If your night is likely to include drinks, have them beforehand: This harrowing documentary about the real-life ravages of alcohol and drug abuse might leave you guilt-ridden about tippling afterward. An unusually strong world premiere from last year's Tribeca Film Festival, The Arbor isn't a wide-ranging clinical study, nor a social investigation, but rather a compound personal tragedy. The setting, atmospherically lensed, is England's North, specifically a brutally poor housing project in Yorkshire. Out of this forlorn place came the gifted Andrea Dunbar, who, at age 18 in 1980, became a produced playwright at London's Royal Court Theatre; we watch her sour slice of kitchen-sink miserablism, The Arbor, as the film remounts it in the (cleaned-up) public green of the environs it chronicled. Today's residents watch nervously as actors tear each other down in a living room wracked by domestic abuse.
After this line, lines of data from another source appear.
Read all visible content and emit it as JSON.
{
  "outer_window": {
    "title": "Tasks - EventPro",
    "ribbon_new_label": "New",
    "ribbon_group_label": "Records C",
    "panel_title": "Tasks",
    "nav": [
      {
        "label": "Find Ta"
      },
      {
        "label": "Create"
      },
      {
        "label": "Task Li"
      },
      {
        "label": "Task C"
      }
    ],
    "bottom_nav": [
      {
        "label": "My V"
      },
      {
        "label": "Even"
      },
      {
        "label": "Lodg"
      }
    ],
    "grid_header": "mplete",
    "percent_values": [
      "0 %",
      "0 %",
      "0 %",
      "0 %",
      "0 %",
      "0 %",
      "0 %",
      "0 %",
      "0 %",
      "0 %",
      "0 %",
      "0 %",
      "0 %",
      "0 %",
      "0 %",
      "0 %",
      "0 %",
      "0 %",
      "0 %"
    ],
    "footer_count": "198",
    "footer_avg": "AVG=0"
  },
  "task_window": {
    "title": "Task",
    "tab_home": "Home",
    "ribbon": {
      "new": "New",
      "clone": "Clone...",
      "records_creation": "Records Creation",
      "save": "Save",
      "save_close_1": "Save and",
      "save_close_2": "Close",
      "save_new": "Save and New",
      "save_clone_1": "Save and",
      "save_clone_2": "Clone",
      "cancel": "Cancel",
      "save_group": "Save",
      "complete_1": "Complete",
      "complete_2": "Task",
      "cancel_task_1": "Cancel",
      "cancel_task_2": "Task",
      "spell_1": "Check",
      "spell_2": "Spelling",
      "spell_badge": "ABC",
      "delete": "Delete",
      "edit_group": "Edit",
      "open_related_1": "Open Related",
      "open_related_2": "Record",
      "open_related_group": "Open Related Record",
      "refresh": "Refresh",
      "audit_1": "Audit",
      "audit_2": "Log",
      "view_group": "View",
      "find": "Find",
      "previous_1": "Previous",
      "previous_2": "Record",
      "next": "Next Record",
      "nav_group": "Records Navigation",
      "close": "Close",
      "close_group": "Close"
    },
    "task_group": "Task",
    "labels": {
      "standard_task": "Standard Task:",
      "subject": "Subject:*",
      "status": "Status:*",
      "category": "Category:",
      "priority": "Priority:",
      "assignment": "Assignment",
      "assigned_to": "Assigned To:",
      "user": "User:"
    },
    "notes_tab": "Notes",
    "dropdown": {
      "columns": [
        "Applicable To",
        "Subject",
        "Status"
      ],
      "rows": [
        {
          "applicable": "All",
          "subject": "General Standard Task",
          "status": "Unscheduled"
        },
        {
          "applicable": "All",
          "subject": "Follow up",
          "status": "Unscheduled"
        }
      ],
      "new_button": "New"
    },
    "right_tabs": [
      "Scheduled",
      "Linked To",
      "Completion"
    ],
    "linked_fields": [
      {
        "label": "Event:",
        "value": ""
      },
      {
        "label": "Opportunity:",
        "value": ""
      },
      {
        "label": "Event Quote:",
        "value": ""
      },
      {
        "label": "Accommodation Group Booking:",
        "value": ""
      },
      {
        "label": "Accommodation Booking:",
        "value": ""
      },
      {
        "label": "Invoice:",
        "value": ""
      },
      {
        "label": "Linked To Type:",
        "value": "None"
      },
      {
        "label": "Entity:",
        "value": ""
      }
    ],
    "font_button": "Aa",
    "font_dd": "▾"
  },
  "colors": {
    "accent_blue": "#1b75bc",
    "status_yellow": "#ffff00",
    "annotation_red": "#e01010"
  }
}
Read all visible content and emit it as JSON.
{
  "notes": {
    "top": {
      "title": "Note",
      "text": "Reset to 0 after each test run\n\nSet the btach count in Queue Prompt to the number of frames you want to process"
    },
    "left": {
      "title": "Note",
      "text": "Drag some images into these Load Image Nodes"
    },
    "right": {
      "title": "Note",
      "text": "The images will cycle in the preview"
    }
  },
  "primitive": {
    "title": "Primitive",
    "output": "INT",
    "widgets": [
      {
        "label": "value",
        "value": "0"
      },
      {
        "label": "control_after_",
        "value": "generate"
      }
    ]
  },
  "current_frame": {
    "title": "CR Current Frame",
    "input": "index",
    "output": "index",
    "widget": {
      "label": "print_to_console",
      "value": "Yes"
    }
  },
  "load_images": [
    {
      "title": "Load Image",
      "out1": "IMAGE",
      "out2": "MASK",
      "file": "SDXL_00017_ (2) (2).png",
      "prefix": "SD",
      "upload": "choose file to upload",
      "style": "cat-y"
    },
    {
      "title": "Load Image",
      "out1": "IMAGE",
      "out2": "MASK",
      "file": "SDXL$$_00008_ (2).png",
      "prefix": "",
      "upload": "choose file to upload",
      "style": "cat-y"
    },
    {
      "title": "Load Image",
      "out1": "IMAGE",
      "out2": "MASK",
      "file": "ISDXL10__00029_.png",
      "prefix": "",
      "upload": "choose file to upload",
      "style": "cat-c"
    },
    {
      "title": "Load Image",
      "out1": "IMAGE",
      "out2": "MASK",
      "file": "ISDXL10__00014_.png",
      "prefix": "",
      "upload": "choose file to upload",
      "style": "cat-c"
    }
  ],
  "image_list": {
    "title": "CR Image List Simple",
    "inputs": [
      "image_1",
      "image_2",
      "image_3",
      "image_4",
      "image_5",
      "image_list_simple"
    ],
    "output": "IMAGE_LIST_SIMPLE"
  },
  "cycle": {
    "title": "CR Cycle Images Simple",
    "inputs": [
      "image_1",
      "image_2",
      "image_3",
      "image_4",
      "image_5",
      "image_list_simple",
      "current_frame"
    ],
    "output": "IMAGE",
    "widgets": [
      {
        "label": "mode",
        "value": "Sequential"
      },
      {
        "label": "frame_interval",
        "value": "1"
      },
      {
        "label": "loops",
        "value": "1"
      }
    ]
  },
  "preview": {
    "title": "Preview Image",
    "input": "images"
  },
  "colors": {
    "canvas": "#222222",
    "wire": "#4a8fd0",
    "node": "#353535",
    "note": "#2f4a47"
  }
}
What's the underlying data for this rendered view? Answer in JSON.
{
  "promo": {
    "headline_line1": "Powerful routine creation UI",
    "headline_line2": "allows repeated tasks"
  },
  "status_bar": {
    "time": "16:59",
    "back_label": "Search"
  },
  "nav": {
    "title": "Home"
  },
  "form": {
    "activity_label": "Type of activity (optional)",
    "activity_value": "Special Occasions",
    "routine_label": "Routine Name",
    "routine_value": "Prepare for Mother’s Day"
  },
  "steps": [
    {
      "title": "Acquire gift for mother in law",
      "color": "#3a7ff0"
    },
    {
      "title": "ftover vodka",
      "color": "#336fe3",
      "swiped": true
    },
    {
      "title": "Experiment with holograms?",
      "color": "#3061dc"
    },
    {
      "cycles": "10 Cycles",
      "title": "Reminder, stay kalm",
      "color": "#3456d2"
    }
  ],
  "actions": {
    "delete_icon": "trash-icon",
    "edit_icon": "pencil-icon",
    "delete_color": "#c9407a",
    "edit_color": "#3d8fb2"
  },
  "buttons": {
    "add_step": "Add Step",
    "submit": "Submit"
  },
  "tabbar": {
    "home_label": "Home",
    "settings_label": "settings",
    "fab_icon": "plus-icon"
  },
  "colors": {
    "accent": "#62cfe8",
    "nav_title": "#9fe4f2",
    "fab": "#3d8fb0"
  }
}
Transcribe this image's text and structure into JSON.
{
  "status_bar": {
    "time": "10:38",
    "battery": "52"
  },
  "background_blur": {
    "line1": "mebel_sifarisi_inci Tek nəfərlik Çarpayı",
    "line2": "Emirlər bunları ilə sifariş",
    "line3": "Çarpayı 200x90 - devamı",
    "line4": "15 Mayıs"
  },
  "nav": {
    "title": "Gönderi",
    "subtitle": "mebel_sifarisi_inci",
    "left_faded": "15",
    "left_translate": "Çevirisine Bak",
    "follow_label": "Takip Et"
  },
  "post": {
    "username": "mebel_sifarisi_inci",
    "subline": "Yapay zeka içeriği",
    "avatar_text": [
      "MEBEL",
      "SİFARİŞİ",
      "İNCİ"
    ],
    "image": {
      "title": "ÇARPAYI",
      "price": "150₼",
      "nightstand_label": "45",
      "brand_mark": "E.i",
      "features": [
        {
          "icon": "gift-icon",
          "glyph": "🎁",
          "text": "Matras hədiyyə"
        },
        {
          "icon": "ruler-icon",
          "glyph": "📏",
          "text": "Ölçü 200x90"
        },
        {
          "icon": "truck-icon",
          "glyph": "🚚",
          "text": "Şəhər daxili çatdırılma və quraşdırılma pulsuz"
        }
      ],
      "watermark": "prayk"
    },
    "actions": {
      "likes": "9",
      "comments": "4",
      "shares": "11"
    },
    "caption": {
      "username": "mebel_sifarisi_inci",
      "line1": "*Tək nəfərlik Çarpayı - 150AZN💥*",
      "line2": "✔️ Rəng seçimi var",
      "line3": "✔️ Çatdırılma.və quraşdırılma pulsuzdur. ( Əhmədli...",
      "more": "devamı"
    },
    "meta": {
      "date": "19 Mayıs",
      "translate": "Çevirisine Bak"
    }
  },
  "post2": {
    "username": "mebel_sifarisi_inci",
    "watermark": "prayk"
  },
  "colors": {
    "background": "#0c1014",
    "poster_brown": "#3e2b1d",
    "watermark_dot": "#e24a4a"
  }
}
Yet Clio Barnard's adventurous doc isn't so much concerned with Dunbar as it is with the aftermath: the three children she had with three different fathers, before her untimely death in a pub in 1990. Other performers, one playing sad-eyed daughter Lorraine, speak directly to the camera, mouthing the words of prerecorded interviews, a technique called verbatim theater. It's not as showy as it sounds---you never quite lose sight of the disconnect, but actually come to lean on it for self-protective distance. (The alternatives of archival rawness or fictionalized tidiness would be far worse: For a taste of the latter, Film Forum is presenting 1987's Rita, Sue and Bob Too!, from an autobiographical screenplay by Dunbar.) The Arbor's pummeling second half begins with the collapse of its celebrity subject; the following spirals of self-destruction make you suspect that some childhoods are simply too hard to escape. Tough, worthy stuff.
Watch the trailer